• **Aim of the exercise**
The lines to be copied are those below that contain "gray".

Data extracted from a collection
⁂

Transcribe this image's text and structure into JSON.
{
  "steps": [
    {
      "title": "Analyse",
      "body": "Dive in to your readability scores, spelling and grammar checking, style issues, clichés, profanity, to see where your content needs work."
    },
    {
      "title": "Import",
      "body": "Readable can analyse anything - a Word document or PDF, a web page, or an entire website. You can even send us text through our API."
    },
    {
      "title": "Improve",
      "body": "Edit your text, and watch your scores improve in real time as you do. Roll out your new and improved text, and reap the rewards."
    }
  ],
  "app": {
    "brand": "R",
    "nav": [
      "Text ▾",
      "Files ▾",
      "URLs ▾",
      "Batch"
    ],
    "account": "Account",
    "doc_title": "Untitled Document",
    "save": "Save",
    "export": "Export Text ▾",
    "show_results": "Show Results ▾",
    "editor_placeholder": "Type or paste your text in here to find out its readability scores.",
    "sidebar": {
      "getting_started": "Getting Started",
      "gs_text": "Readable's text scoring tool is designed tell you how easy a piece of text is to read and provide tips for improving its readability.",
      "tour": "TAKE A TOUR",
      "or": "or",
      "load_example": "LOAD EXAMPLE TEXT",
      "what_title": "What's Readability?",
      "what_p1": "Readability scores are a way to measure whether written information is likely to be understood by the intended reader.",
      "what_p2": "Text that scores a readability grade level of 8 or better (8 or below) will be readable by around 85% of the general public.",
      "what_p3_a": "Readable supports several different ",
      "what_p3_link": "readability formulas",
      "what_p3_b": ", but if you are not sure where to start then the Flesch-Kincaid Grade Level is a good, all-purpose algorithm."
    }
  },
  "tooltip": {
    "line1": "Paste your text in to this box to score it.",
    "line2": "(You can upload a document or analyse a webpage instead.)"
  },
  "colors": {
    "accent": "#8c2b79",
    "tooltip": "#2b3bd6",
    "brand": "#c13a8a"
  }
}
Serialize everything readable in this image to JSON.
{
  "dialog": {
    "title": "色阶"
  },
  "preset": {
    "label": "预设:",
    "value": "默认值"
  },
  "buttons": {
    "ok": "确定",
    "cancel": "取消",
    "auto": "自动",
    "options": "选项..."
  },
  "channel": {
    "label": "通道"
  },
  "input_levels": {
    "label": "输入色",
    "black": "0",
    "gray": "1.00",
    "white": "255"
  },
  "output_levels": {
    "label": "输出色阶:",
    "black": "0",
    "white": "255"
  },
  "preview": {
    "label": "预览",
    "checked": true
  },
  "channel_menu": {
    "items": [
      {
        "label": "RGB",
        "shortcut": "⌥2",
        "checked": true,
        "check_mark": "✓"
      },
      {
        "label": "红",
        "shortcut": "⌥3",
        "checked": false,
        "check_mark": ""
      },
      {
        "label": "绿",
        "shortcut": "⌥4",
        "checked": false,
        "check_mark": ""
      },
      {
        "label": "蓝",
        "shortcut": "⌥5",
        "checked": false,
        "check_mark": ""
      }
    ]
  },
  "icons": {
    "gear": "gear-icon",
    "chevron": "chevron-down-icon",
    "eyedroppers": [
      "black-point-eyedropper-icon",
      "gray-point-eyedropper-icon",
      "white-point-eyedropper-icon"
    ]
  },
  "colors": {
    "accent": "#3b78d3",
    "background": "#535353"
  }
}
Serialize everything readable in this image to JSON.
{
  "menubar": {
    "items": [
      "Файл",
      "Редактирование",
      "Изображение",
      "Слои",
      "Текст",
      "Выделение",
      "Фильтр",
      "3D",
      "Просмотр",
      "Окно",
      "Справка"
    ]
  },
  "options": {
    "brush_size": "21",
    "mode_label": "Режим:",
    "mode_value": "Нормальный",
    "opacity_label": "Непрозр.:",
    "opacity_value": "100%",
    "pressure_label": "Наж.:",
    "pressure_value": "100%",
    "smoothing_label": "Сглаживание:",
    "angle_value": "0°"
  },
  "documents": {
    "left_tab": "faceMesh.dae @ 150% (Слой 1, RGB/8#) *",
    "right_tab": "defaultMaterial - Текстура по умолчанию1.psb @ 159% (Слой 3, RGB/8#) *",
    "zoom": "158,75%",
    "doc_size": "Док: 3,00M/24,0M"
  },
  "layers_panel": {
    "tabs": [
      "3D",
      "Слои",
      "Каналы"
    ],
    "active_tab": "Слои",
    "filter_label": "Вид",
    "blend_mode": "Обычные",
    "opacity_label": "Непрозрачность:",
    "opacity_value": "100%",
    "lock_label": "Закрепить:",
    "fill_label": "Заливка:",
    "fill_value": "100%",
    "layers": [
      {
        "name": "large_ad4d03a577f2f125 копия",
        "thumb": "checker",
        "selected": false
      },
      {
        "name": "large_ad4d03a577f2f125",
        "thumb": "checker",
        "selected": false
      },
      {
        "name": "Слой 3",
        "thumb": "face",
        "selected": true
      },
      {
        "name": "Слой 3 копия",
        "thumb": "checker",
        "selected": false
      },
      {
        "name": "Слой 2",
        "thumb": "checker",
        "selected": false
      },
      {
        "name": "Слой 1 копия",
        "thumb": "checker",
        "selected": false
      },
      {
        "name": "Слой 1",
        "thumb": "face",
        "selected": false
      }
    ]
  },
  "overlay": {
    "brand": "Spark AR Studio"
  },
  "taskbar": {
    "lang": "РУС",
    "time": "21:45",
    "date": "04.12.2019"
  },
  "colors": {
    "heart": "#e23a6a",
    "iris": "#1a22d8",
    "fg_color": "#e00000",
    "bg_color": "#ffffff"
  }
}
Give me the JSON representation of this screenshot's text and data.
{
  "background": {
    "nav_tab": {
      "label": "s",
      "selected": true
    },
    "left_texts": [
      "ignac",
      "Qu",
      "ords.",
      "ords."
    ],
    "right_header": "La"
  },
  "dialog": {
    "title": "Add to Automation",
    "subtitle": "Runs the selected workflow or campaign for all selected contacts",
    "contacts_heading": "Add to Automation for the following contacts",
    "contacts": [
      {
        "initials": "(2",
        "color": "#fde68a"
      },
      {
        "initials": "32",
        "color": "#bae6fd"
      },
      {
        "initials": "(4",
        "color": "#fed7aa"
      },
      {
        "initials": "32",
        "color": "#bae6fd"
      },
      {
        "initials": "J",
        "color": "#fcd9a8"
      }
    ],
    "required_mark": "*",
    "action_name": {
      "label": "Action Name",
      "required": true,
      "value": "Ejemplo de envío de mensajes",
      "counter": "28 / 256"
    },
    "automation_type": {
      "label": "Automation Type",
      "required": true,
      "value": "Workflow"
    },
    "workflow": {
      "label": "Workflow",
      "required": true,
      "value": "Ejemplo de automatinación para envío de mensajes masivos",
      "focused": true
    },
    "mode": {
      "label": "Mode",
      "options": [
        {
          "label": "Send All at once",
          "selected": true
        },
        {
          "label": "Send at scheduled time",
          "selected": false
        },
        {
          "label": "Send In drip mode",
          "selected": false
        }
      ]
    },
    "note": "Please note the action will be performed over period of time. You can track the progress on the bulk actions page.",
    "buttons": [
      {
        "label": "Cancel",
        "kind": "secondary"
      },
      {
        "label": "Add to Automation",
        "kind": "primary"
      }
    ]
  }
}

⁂

• **Task answer**
    "gray": "1.00",
      "gray-point-eyedropper-icon",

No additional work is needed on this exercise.